In 1529 he was elected MP for Derbyshire, having acquired a connection with that county through his marriage to Margaret Dymocke. In 1531 he was appointed High Sheriff of Derbyshire

He was Master of the Horse at the coronation of Anne Boleyn in 1533, when the king knighted him.

The historian Eric Ives described Coffin as a professional household administrator, actively concerned with the staffing of his department, and later to serve Jane Seymour in the same capacity.[8]


William Coffin married Margaret Dymoke, the daughter of Sir Robert Dymoke of Scrivelsby, Lincolnshire, the Hereditary King's Champion, by his wife Anne Sparrow.[9] She was the sister of Sir Edward Dymoke and had been since 1517 the widow of Sir Richard Vernon (d.1517) of Haddon Hall, Bakewell, Derbyshire. When Margaret Dymoke was left a wealthy widow by the death of her first husband, King Henry VIII urged her to marry Sir William Coffin.
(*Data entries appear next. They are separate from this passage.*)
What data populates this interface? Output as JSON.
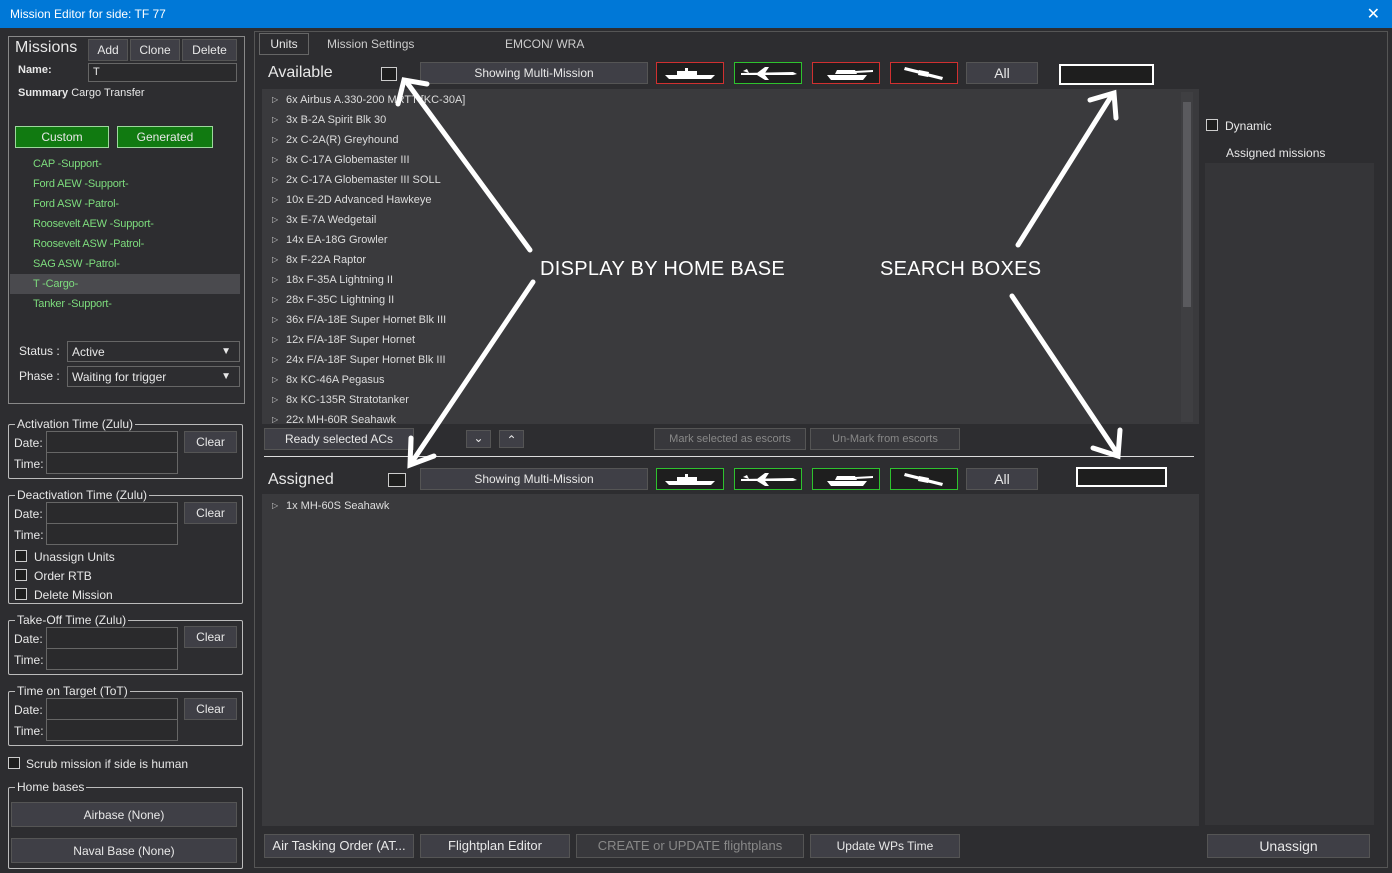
{
  "window": {
    "title": "Mission Editor for side: TF 77",
    "close": "✕"
  },
  "missions": {
    "heading": "Missions",
    "add": "Add",
    "clone": "Clone",
    "delete": "Delete",
    "name_label": "Name:",
    "name_value": "T",
    "summary_label": "Summary",
    "summary_value": "Cargo Transfer",
    "custom": "Custom",
    "generated": "Generated",
    "items": [
      "CAP -Support-",
      "Ford AEW -Support-",
      "Ford ASW  -Patrol-",
      "Roosevelt AEW -Support-",
      "Roosevelt ASW -Patrol-",
      "SAG ASW  -Patrol-",
      "T -Cargo-",
      "Tanker -Support-"
    ],
    "selected_index": 6,
    "status_label": "Status :",
    "status_value": "Active",
    "phase_label": "Phase :",
    "phase_value": "Waiting for trigger"
  },
  "times": {
    "activation": "Activation Time (Zulu)",
    "deactivation": "Deactivation Time (Zulu)",
    "takeoff": "Take-Off Time (Zulu)",
    "tot": "Time on Target (ToT)",
    "date": "Date:",
    "time": "Time:",
    "clear": "Clear",
    "unassign_units": "Unassign Units",
    "order_rtb": "Order RTB",
    "delete_mission": "Delete Mission"
  },
  "scrub": "Scrub mission if side is human",
  "home_bases": {
    "legend": "Home bases",
    "airbase": "Airbase (None)",
    "naval": "Naval Base (None)"
  },
  "tabs": [
    "Units",
    "Mission Settings",
    "EMCON/ WRA"
  ],
  "available": {
    "label": "Available",
    "showing": "Showing Multi-Mission",
    "all": "All",
    "units": [
      "6x Airbus A.330-200 MRTT [KC-30A]",
      "3x B-2A Spirit Blk 30",
      "2x C-2A(R) Greyhound",
      "8x C-17A Globemaster III",
      "2x C-17A Globemaster III SOLL",
      "10x E-2D Advanced Hawkeye",
      "3x E-7A Wedgetail",
      "14x EA-18G Growler",
      "8x F-22A Raptor",
      "18x F-35A Lightning II",
      "28x F-35C Lightning II",
      "36x F/A-18E Super Hornet Blk III",
      "12x F/A-18F Super Hornet",
      "24x F/A-18F Super Hornet Blk III",
      "8x KC-46A Pegasus",
      "8x KC-135R Stratotanker",
      "22x MH-60R Seahawk"
    ]
  },
  "middle": {
    "ready": "Ready selected ACs",
    "mark": "Mark selected as escorts",
    "unmark": "Un-Mark from escorts"
  },
  "assigned": {
    "label": "Assigned",
    "showing": "Showing Multi-Mission",
    "all": "All",
    "units": [
      "1x MH-60S Seahawk"
    ]
  },
  "bottom": {
    "ato": "Air Tasking Order (AT...",
    "flightplan": "Flightplan Editor",
    "create": "CREATE or UPDATE flightplans",
    "update_wps": "Update WPs Time"
  },
  "right": {
    "dynamic": "Dynamic",
    "assigned_missions": "Assigned missions",
    "unassign": "Unassign"
  },
  "annotations": {
    "home_base": "DISPLAY BY HOME BASE",
    "search": "SEARCH BOXES"
  },
  "icons": {
    "ship": "ship-icon",
    "aircraft": "aircraft-icon",
    "tank": "tank-icon",
    "satellite": "satellite-icon"
  },
  "colors": {
    "titlebar": "#0078d7",
    "mission_green": "#7ddc7d",
    "filter_green": "#2ec22e",
    "filter_red": "#d03030"
  }
}
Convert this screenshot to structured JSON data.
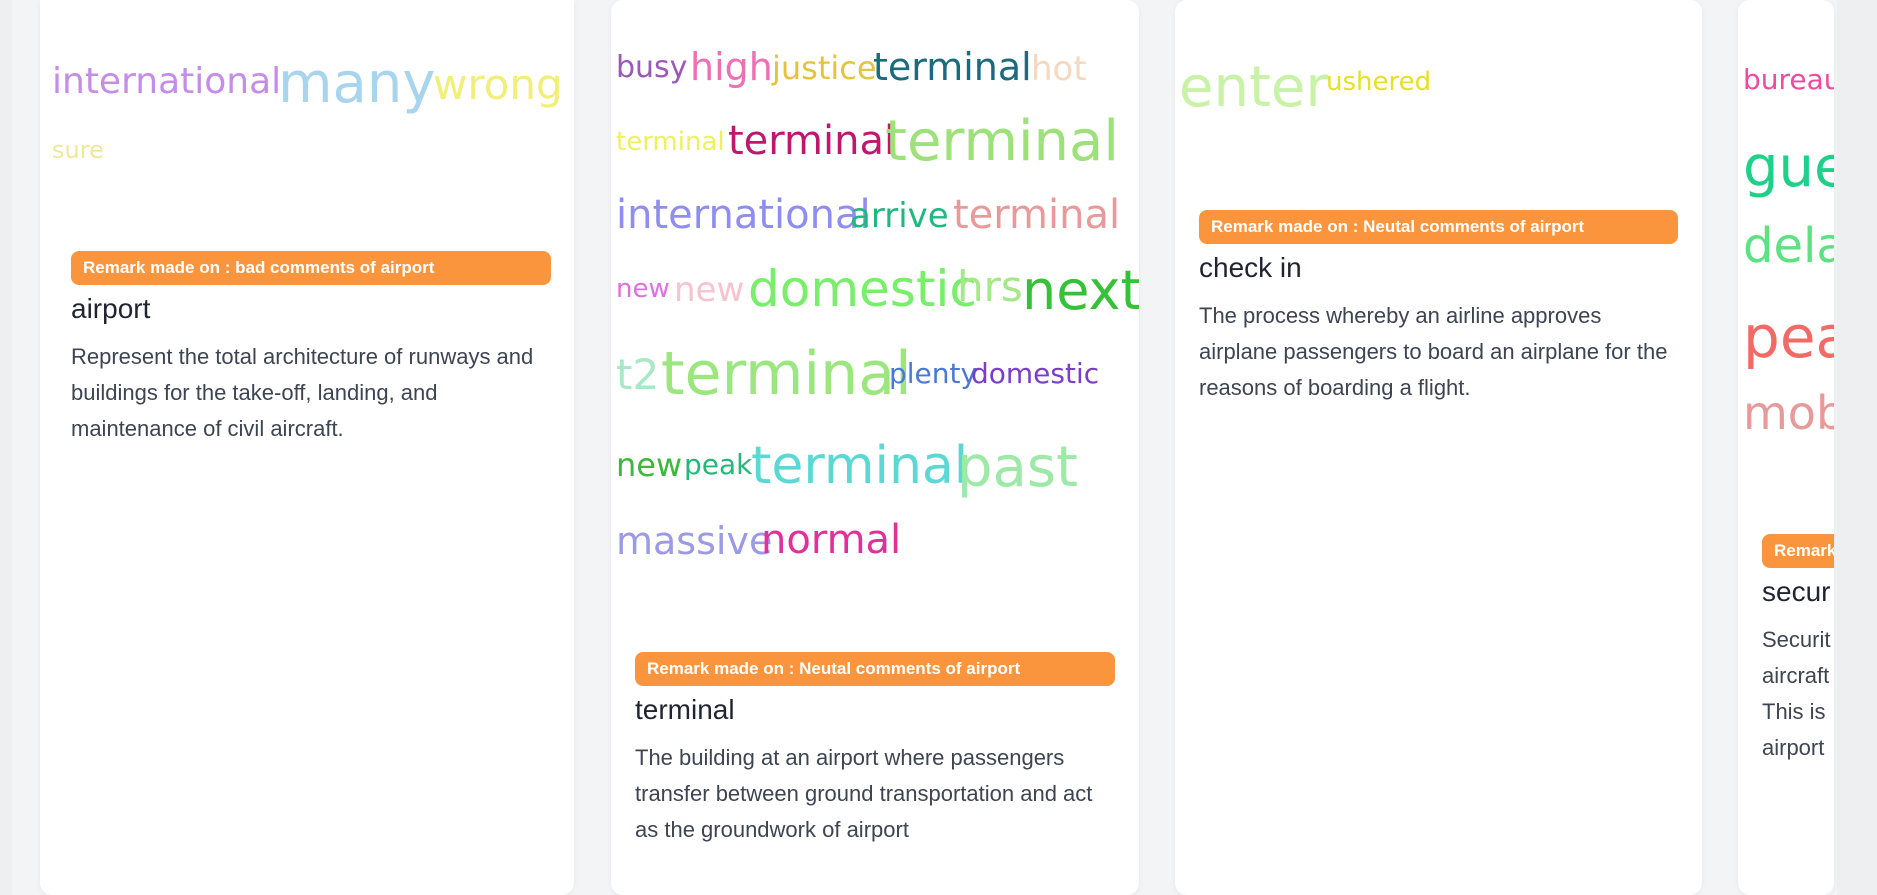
{
  "cards": [
    {
      "cloud": [
        {
          "text": "international",
          "color": "#c58ce8"
        },
        {
          "text": "many",
          "color": "#a8d4ee"
        },
        {
          "text": "wrong",
          "color": "#f2ef78"
        },
        {
          "text": "sure",
          "color": "#f0e79a"
        }
      ],
      "badge": "Remark made on : bad comments of airport",
      "term": "airport",
      "description": "Represent the total architecture of runways and buildings for the take-off, landing, and maintenance of civil aircraft."
    },
    {
      "cloud": [
        {
          "text": "busy",
          "color": "#9b59b6"
        },
        {
          "text": "high",
          "color": "#f06fb4"
        },
        {
          "text": "justice",
          "color": "#e6c33c"
        },
        {
          "text": "terminal",
          "color": "#1a6a80"
        },
        {
          "text": "hot",
          "color": "#f5d8c0"
        },
        {
          "text": "terminal",
          "color": "#eef060"
        },
        {
          "text": "terminal",
          "color": "#c0176e"
        },
        {
          "text": "terminal",
          "color": "#9ee07a"
        },
        {
          "text": "international",
          "color": "#8f8ef0"
        },
        {
          "text": "arrive",
          "color": "#20b880"
        },
        {
          "text": "terminal",
          "color": "#e89a9a"
        },
        {
          "text": "new",
          "color": "#e070e0"
        },
        {
          "text": "new",
          "color": "#f6c4cf"
        },
        {
          "text": "domestic",
          "color": "#78ee6a"
        },
        {
          "text": "hrs",
          "color": "#a4e88a"
        },
        {
          "text": "next",
          "color": "#36c238"
        },
        {
          "text": "t2",
          "color": "#a8e8c4"
        },
        {
          "text": "terminal",
          "color": "#9be67e"
        },
        {
          "text": "plenty",
          "color": "#4a78d6"
        },
        {
          "text": "domestic",
          "color": "#7a3ec8"
        },
        {
          "text": "new",
          "color": "#3cb83c"
        },
        {
          "text": "peak",
          "color": "#22b87a"
        },
        {
          "text": "terminal",
          "color": "#5cd8d4"
        },
        {
          "text": "past",
          "color": "#9ee8a8"
        },
        {
          "text": "massive",
          "color": "#9a9ae6"
        },
        {
          "text": "normal",
          "color": "#e0309a"
        }
      ],
      "badge": "Remark made on : Neutal comments of airport",
      "term": "terminal",
      "description": "The building at an airport where passengers transfer between ground transportation and act as the groundwork of airport"
    },
    {
      "cloud": [
        {
          "text": "enter",
          "color": "#c8f2a6"
        },
        {
          "text": "ushered",
          "color": "#e6e028"
        }
      ],
      "badge": "Remark made on : Neutal comments of airport",
      "term": "check in",
      "description": "The process whereby an airline approves airplane passengers to board an airplane for the reasons of boarding a flight."
    },
    {
      "cloud": [
        {
          "text": "bureau",
          "color": "#ee4aa0"
        },
        {
          "text": "gue",
          "color": "#1ed08a"
        },
        {
          "text": "dela",
          "color": "#5ce282"
        },
        {
          "text": "pea",
          "color": "#f06a66"
        },
        {
          "text": "mob",
          "color": "#e89a9a"
        }
      ],
      "badge": "Remark",
      "term": "secur",
      "description": "Securit aircraft This is airport"
    }
  ]
}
In 1519 Margaret had attended Catalina of Aragon at the Field of the Cloth of Gold and was a fellow courtier with Sir William Coffin, her second husband. Margaret was one of the gentlewomen sent to wait (and spy) upon Anne Boleyn in the Tower. Some accounts give the name as "Mistress Cosyns" but this is a mistake for Coffin (presumably the confusion was caused by the use of the long "S"). In Jane Seymour’s household Margaret was a Lady of the Bedchamber. Shortly after Sir William Coffin's death in December, 1538, she re-married to Sir Richard Manners (d.1551) of Garendon, Leicestershire, MP for Leicestershire in 1542, a younger son of George Manners, 11th Lord Ros. Sir William Coffin died without progeny.
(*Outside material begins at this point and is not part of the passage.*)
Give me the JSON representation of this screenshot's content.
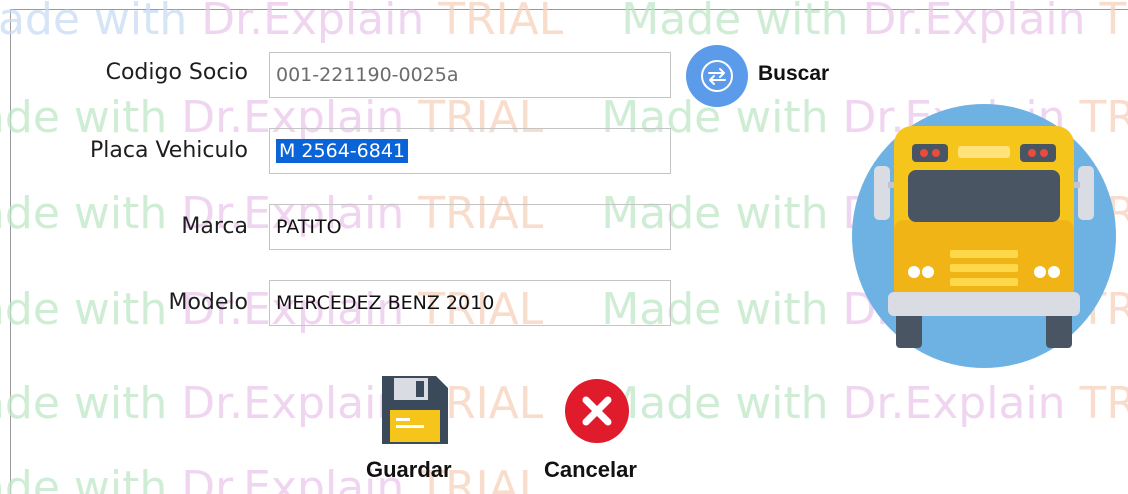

Death & burial[edit]

Sir William Coffin died on 8 December 1538 at Standon, Hertfordshire. His death was sudden and he had made his will on the day he died. He was buried in the middle of the chancel of Standon Church, where survives his inscribed memorial stone.


Sir William Coffin left no progeny. He bequeathed most of his leases and goods to his wife, whom he appointed his sole executrix. His Devon lands were inherited by two of his nephews;[10] his lease of East Hagginton in Berrynarbor, Devon, inherited from his father, he bequeathed to the senior nephew Richard Coffin (d.1555), his eldest brother's son and heir.[11] His properties in Bakewell, Derbyshire, he left to two of his servants, Henry Ireland and Robert Roo.[12]


  • Black, C. J., biography of Coffin, William (by 1492-1538) of Porthledge, Devon and Bakewell, Derbys, published in The History of Parliament: the House of Commons 1509-1558, ed. S.T. Bindoff, 1982 [1]
  • Vivian, Lt.Col. J.L., (Ed.) The Visitation of the County of Devon: Comprising the Heralds' Visitations of 1531, 1564 & 1620, Exeter, 1895, p. 208-11, pedigree of Coffin
  • Byrne, Muriel St. Clare, (ed.) The Lisle Letters, 6 vols, University of Chicago Press, Chicago & London, 1981, vol.1


  1. ^ Vivian, Lt.Col. J.L., (Ed.) The Visitation of the County of Devon: Comprising the Heralds' Visitations of 1531, 1564 & 1620, Exeter, 1895, p.208-11, pedigree of Coffin, p.208 arms given with 9 crosses crosslet. 8 as surviving monument of James Coffin (d.1566) in Monkleigh Church
  2. ^ Black, C.J.
  3. ^ Vivian, p.208
  4. ^ Byrne, vol.1, p.605; Vivian, p.208, pedigree of Coffin; Byrne, vol.1, p.606: "died in Dec 1523 at age of 77"
  5. ^ Risdon, Tristram (d.1640), Survey of Devon, 1811 edition, London, 1811, with 1810 Additions; Pevsner, Nikolaus & Cherry, Bridget, The Buildings of England: Devon, London, 2004, p.477
  6. ^ Vivian, p.208 "Merston", Clark: "Merton"
  7. ^ p.265, Eric Ives, Anne Boleyn
  8. ^ p.265, Eric Ives, Anne Boleyn
  9. ^ http://www.tudorplace.com.ar[unreliable source]
  10. ^ Black
  11. ^ Prince, John, (1643–1723) The Worthies of Devon, 1810 edition, p.229; Burke's Landed Gentry, 1937, p.442, pedigree of Pine-Coffin of Portledge; Vivian, p.209
  12. ^ Black